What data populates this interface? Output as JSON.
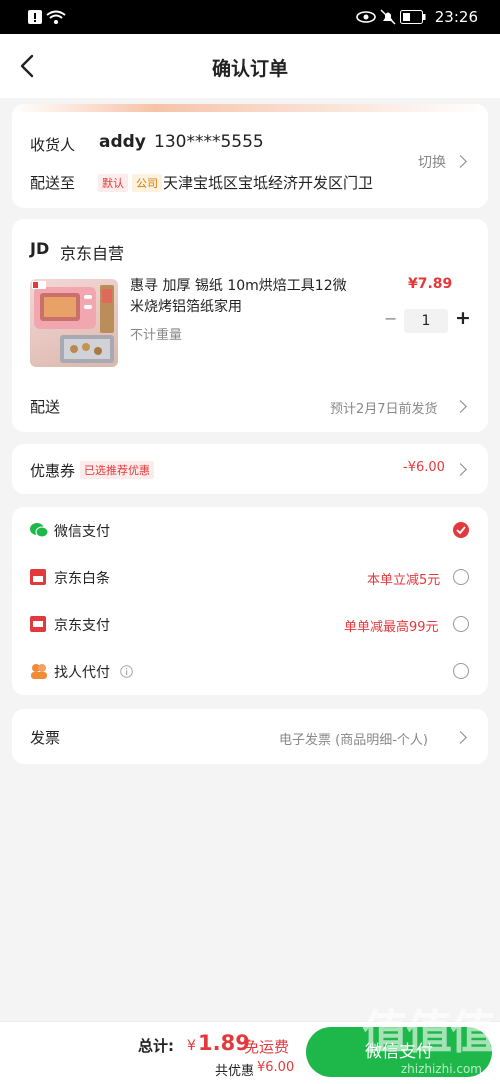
{
  "status_bar": {
    "time": "23:26"
  },
  "header": {
    "title": "确认订单"
  },
  "address": {
    "receiver_label": "收货人",
    "receiver_name": "addy",
    "receiver_phone": "130****5555",
    "switch_label": "切换",
    "deliver_to_label": "配送至",
    "tag_default": "默认",
    "tag_company": "公司",
    "address_text": "天津宝坻区宝坻经济开发区门卫"
  },
  "store": {
    "logo_text": "JD",
    "name": "京东自营",
    "product": {
      "title_line1": "惠寻 加厚 锡纸 10m烘焙工具12微",
      "title_line2": "米烧烤铝箔纸家用",
      "weight_note": "不计重量",
      "price": "¥7.89",
      "quantity": "1",
      "minus": "−",
      "plus": "+"
    },
    "delivery_label": "配送",
    "delivery_value": "预计2月7日前发货"
  },
  "coupon": {
    "label": "优惠券",
    "badge": "已选推荐优惠",
    "value": "-¥6.00"
  },
  "payment": {
    "methods": [
      {
        "name": "微信支付",
        "promo": "",
        "checked": true,
        "icon": "wechat-icon",
        "color": "#1eb84a"
      },
      {
        "name": "京东白条",
        "promo": "本单立减5元",
        "checked": false,
        "icon": "baitiao-icon",
        "color": "#e4393c"
      },
      {
        "name": "京东支付",
        "promo": "单单减最高99元",
        "checked": false,
        "icon": "jdpay-icon",
        "color": "#e4393c"
      },
      {
        "name": "找人代付",
        "promo": "",
        "checked": false,
        "icon": "friends-pay-icon",
        "color": "#f08b38"
      }
    ]
  },
  "invoice": {
    "label": "发票",
    "value": "电子发票 (商品明细-个人)"
  },
  "footer": {
    "total_label": "总计:",
    "total_currency": "¥",
    "total_value": "1.89",
    "shipping_note": "免运费",
    "discount_label": "共优惠",
    "discount_value": "¥6.00",
    "pay_button": "微信支付"
  },
  "watermark": {
    "big": "值值值",
    "small": "zhizhizhi.com"
  },
  "colors": {
    "accent": "#e4393c",
    "wechat_green": "#1eb84a",
    "background": "#f4f4f4"
  }
}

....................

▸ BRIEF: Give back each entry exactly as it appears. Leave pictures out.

▸ PROBLEM SOLUTION:
What data populates this interface? Output as JSON.
{
  "status_bar": {
    "time": "23:26"
  },
  "header": {
    "title": "确认订单"
  },
  "address": {
    "receiver_label": "收货人",
    "receiver_name": "addy",
    "receiver_phone": "130****5555",
    "switch_label": "切换",
    "deliver_to_label": "配送至",
    "tag_default": "默认",
    "tag_company": "公司",
    "address_text": "天津宝坻区宝坻经济开发区门卫"
  },
  "store": {
    "logo_text": "JD",
    "name": "京东自营",
    "product": {
      "title_line1": "惠寻 加厚 锡纸 10m烘焙工具12微",
      "title_line2": "米烧烤铝箔纸家用",
      "weight_note": "不计重量",
      "price": "¥7.89",
      "quantity": "1",
      "minus": "−",
      "plus": "+"
    },
    "delivery_label": "配送",
    "delivery_value": "预计2月7日前发货"
  },
  "coupon": {
    "label": "优惠券",
    "badge": "已选推荐优惠",
    "value": "-¥6.00"
  },
  "payment": {
    "methods": [
      {
        "name": "微信支付",
        "promo": "",
        "checked": true,
        "icon": "wechat-icon",
        "color": "#1eb84a"
      },
      {
        "name": "京东白条",
        "promo": "本单立减5元",
        "checked": false,
        "icon": "baitiao-icon",
        "color": "#e4393c"
      },
      {
        "name": "京东支付",
        "promo": "单单减最高99元",
        "checked": false,
        "icon": "jdpay-icon",
        "color": "#e4393c"
      },
      {
        "name": "找人代付",
        "promo": "",
        "checked": false,
        "icon": "friends-pay-icon",
        "color": "#f08b38"
      }
    ]
  },
  "invoice": {
    "label": "发票",
    "value": "电子发票 (商品明细-个人)"
  },
  "footer": {
    "total_label": "总计:",
    "total_currency": "¥",
    "total_value": "1.89",
    "shipping_note": "免运费",
    "discount_label": "共优惠",
    "discount_value": "¥6.00",
    "pay_button": "微信支付"
  },
  "watermark": {
    "big": "值值值",
    "small": "zhizhizhi.com"
  },
  "colors": {
    "accent": "#e4393c",
    "wechat_green": "#1eb84a",
    "background": "#f4f4f4"
  }
}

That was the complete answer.